=== Section Start ===

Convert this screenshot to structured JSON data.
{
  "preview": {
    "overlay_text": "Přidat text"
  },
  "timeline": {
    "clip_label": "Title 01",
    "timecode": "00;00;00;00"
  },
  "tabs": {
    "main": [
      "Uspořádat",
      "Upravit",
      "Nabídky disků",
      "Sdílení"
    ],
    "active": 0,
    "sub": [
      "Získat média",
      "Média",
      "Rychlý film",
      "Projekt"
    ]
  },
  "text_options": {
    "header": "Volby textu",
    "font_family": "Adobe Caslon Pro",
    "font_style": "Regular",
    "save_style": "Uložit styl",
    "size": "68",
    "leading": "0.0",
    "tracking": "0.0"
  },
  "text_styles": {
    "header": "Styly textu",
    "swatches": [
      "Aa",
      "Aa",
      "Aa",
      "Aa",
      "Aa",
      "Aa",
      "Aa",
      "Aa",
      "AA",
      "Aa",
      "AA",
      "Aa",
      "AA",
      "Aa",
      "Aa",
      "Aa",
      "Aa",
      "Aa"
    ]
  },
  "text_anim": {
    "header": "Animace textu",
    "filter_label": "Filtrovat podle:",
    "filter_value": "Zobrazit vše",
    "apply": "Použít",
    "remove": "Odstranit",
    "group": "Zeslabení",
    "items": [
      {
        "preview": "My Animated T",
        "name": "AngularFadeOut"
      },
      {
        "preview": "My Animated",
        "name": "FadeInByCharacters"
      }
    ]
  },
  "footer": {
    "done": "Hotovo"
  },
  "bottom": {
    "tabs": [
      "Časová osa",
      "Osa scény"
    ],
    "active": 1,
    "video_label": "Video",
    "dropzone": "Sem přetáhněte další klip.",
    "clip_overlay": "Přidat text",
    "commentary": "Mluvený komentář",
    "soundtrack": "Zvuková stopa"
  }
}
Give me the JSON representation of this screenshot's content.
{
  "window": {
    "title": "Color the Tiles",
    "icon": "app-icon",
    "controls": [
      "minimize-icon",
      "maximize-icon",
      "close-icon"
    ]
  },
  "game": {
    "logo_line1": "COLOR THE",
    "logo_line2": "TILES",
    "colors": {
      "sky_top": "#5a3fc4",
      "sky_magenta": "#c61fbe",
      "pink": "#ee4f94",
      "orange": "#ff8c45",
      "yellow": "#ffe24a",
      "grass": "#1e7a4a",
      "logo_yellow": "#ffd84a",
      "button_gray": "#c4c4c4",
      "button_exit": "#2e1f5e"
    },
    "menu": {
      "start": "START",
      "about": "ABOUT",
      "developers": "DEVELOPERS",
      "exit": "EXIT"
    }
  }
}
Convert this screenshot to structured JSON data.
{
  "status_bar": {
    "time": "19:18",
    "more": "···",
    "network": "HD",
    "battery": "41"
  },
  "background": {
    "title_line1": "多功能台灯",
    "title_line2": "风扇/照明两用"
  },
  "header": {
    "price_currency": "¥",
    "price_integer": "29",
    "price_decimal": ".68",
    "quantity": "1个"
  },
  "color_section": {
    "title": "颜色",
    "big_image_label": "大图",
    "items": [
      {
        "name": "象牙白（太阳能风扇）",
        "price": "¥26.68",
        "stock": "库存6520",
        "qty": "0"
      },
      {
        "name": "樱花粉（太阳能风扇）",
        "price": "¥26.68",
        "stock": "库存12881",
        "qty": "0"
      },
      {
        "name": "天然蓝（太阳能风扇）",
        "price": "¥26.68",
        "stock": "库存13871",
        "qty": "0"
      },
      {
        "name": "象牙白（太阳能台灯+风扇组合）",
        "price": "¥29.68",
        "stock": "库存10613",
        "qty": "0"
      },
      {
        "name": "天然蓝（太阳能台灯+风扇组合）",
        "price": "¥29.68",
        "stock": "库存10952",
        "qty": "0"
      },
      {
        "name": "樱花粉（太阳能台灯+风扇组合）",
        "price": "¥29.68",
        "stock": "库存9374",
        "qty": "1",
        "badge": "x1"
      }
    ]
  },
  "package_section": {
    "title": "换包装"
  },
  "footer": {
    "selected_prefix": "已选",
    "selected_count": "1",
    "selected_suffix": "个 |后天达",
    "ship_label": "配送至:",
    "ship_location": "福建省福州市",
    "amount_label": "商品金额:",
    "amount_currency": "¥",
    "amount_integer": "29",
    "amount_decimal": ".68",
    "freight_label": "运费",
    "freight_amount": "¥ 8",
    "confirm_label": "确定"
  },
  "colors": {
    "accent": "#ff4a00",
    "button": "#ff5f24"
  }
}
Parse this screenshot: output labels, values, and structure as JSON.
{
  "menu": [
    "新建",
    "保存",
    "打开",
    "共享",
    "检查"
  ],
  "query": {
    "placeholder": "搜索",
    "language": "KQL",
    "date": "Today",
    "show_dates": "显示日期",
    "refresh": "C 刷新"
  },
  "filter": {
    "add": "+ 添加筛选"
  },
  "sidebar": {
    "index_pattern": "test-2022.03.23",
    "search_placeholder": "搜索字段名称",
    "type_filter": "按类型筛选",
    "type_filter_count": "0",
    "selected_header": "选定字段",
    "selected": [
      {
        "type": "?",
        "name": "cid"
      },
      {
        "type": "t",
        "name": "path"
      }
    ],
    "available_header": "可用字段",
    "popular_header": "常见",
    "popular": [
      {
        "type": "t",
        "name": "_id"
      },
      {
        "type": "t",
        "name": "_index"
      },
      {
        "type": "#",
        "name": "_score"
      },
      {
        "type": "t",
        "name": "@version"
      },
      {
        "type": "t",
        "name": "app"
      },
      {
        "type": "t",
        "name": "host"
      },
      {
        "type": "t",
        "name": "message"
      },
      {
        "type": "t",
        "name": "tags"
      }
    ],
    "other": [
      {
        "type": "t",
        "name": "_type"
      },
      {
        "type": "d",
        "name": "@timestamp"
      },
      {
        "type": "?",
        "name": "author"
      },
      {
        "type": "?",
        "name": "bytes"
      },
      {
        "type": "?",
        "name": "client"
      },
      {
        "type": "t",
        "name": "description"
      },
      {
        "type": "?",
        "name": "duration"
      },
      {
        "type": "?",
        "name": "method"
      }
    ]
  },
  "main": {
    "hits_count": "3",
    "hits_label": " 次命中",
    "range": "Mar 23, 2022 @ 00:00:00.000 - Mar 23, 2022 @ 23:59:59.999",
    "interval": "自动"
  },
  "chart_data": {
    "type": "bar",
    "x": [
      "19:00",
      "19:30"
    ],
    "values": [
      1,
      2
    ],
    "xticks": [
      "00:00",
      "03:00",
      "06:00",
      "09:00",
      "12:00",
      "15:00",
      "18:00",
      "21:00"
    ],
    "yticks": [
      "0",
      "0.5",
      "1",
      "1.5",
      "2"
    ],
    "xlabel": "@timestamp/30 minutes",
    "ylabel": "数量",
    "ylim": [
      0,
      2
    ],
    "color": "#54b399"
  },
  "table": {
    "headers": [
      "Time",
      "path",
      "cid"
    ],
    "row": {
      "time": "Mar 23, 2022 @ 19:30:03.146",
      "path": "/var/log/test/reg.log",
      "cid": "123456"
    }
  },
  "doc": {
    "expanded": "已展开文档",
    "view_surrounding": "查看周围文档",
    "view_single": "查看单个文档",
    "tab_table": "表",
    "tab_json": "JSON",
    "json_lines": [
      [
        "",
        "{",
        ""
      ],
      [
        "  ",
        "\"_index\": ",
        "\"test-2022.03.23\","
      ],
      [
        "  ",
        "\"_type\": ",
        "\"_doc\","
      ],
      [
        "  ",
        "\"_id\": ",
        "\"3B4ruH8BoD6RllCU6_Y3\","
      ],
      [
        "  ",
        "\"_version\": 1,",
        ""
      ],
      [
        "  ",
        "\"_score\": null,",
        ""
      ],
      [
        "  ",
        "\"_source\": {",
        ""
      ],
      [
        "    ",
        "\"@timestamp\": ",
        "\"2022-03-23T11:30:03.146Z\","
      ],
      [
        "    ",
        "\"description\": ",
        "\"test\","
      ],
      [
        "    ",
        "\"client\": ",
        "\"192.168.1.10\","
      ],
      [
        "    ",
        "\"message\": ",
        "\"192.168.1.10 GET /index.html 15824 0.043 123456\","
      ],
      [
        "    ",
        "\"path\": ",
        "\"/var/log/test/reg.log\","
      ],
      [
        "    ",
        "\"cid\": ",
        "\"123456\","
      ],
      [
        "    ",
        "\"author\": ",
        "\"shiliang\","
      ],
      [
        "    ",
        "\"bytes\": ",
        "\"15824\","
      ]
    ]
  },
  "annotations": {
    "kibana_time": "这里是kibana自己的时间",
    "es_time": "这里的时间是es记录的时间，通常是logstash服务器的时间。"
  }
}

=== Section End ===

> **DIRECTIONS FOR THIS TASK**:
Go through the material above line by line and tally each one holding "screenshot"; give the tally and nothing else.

> **EXERCISE OUTPUT**:
4